       But I also stayed in the city because an old friend was getting married on Saturday night. Max is one of the founders and co-artistic-directors of a theater company that takes residence every summer at Vassar College. He and two other people started New York Stage and Film in 1985. Their mandate has been to develop new theater (emphasizing plays, but sometimes little independent screenplays were workshopped as a concession to reality, hence the presence of "Film" in the company name). Every year they invite about a hundred actors, playwrights, and directors to the mid-Hudson Valley to work on their projects. Apprentices, usually college kids from around the country, take classes and work on crews. They present a full season; have smart, generous, spirited subscribers; and provide a good way to work on something not yet finished, away from the mean, brittle glare of Gotham. I tried out two plays there in the early 1990s, Three Hotels and A Fair Country. I first went up there 12 years ago, at 25, as playwright in residence, which basically meant drinking and gossiping and flirting and hanging out with actors, who can be great fun at 3 in the morning in the midst of a six-week heat wave.
       A lot of old friends from the thinned-out ranks of the not-for-profit theater were at this wedding, which took place at Windows on the World on the 107th floor of the World Trade Center. (During the ceremony an airplane flew by--below us.) The ceremony was lovely and carefully constructed to reflect the sensitivity of the couple: People read from Cavafy, Eliot, and Rilke. It was very moving. It also made me think. Max had just directed his first movie. And most of the actor guests, people I had sat in dorms with, drinking, 12 years ago, had moved out to L.A. Now there were at least five TV stars among them, wandering the room; laughing, thriving, and prosperous; relaxed in ways they had probably forgotten out in L.A.--they were home, after all. With family.
       Looking around the room, you could see how the theater had changed. I counted the other playwrights on hand--most of us, over the years, had been moving ever so slightly away from the theater and into some middle ground between Hollywood and Broadway, doing a little dance. Twelve years ago, with the NEA still sort of functional, you could spend a year and hop from regional theater to regional theater--from, say, the Seattle Rep to the Taper in L.A.--work on a play, making sort of a living, and eventually bring the thing in to New York. That little system seems to have shrunk down a bit.
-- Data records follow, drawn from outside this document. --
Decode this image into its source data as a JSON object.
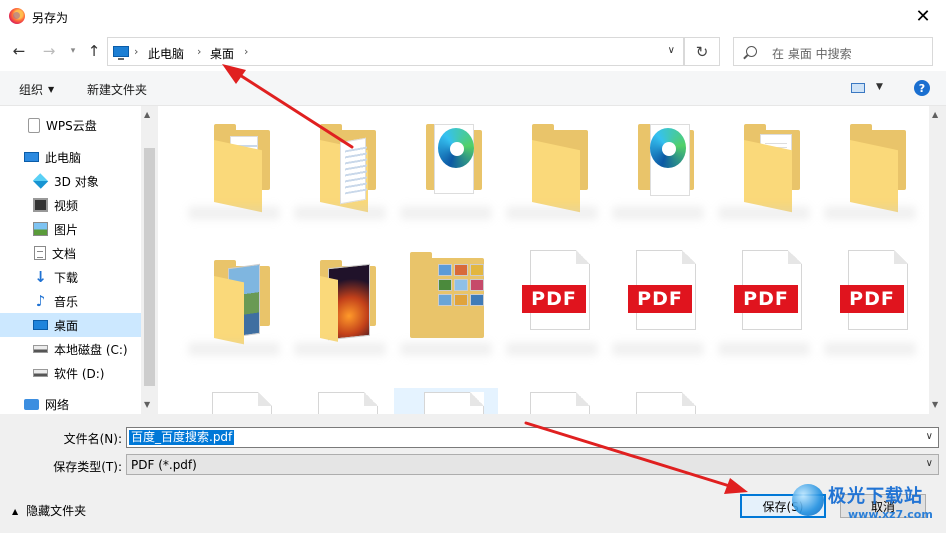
{
  "window": {
    "title": "另存为"
  },
  "breadcrumb": {
    "items": [
      "此电脑",
      "桌面"
    ]
  },
  "search": {
    "placeholder": "在 桌面 中搜索"
  },
  "toolbar": {
    "organize_label": "组织",
    "new_folder_label": "新建文件夹",
    "help_label": "?"
  },
  "sidebar": {
    "items": [
      {
        "label": "WPS云盘",
        "icon": "cloud-icon"
      },
      {
        "label": "此电脑",
        "icon": "computer-icon"
      },
      {
        "label": "3D 对象",
        "icon": "3d-objects-icon"
      },
      {
        "label": "视频",
        "icon": "video-icon"
      },
      {
        "label": "图片",
        "icon": "pictures-icon"
      },
      {
        "label": "文档",
        "icon": "documents-icon"
      },
      {
        "label": "下载",
        "icon": "download-icon"
      },
      {
        "label": "音乐",
        "icon": "music-icon"
      },
      {
        "label": "桌面",
        "icon": "desktop-icon",
        "selected": true
      },
      {
        "label": "本地磁盘 (C:)",
        "icon": "drive-icon"
      },
      {
        "label": "软件 (D:)",
        "icon": "drive-icon"
      },
      {
        "label": "网络",
        "icon": "network-icon"
      }
    ]
  },
  "files": {
    "pdf_badge": "PDF",
    "row1": [
      "folder-docs",
      "folder-docs",
      "folder-edge",
      "folder-plain",
      "folder-edge",
      "folder-docs",
      "folder-plain"
    ],
    "row2": [
      "folder-landscape",
      "folder-fire",
      "folder-collage",
      "pdf",
      "pdf",
      "pdf",
      "pdf"
    ]
  },
  "form": {
    "filename_label": "文件名(N):",
    "filename_value": "百度_百度搜索.pdf",
    "filetype_label": "保存类型(T):",
    "filetype_value": "PDF (*.pdf)",
    "hide_folders_label": "隐藏文件夹",
    "save_label": "保存(S)",
    "cancel_label": "取消"
  },
  "watermark": {
    "text": "极光下载站",
    "url": "www.xz7.com"
  },
  "colors": {
    "accent": "#0078d7",
    "selection": "#cce8ff",
    "annotation_arrow": "#e02020"
  }
}
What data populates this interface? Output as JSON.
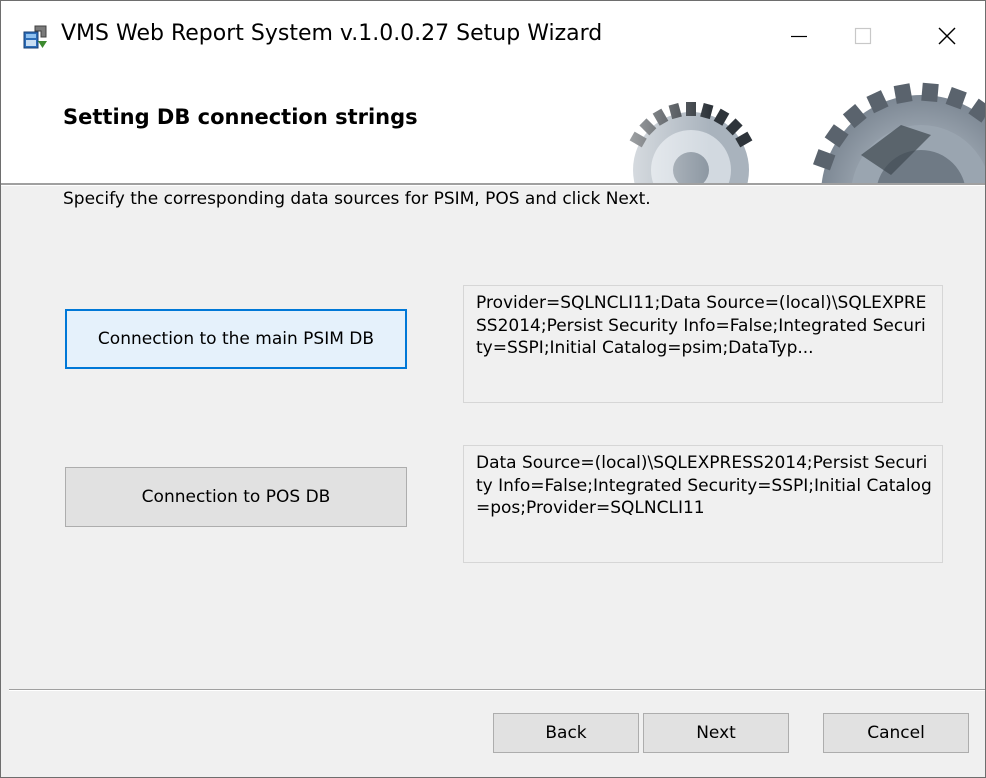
{
  "window": {
    "title": "VMS Web Report System v.1.0.0.27 Setup Wizard",
    "icon": "installer-icon"
  },
  "banner": {
    "title": "Setting DB connection strings",
    "art": "gears-graphic"
  },
  "instruction": "Specify the corresponding data sources for PSIM, POS and click Next.",
  "connections": {
    "psim": {
      "button_label": "Connection to the main PSIM DB",
      "connection_string": "Provider=SQLNCLI11;Data Source=(local)\\SQLEXPRESS2014;Persist Security Info=False;Integrated Security=SSPI;Initial Catalog=psim;DataTyp..."
    },
    "pos": {
      "button_label": "Connection to POS DB",
      "connection_string": "Data Source=(local)\\SQLEXPRESS2014;Persist Security Info=False;Integrated Security=SSPI;Initial Catalog=pos;Provider=SQLNCLI11"
    }
  },
  "footer": {
    "back_label": "Back",
    "next_label": "Next",
    "cancel_label": "Cancel"
  },
  "colors": {
    "focus_border": "#0078d7",
    "button_face": "#e1e1e1",
    "dialog_bg": "#f0f0f0"
  }
}
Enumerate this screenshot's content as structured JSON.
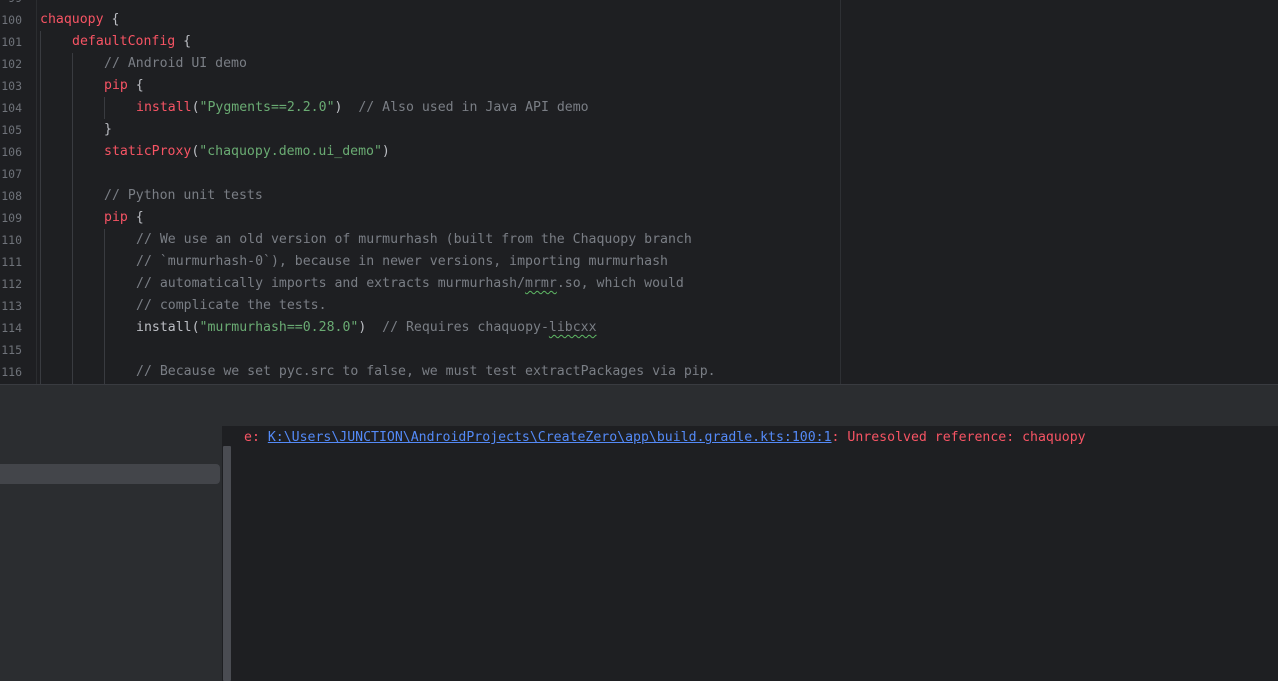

       But it was a lovely wedding. We all sat around drinking, old, good friends looking at our emptied-out city down below and catching up. Laura was designing costumes for Woody Allen's new movie, and Chris was playing the bad guy in a big-ticket thriller. Leslie, one of the co-founders, with Max, of New York Stage and Film, flew in (and right back out) from Italy, where she was producing her first big-budget studio picture in Rome and Tuscany, starring Kevin Klein and Michelle Pfeiffer. The title: William Shakespeare's A Midsummer Night's Dream. But the director was taking screenplay credit. Les, over a glass of champagne, told me, "It's a great script ..."

Playwright Jon Robin Baitz is the author of The Substance of Fire, Three Hotels, A Fair Country, The End of the Day, The Film Society and, most recently, Mizlansky/Zilinsky: or "schmucks."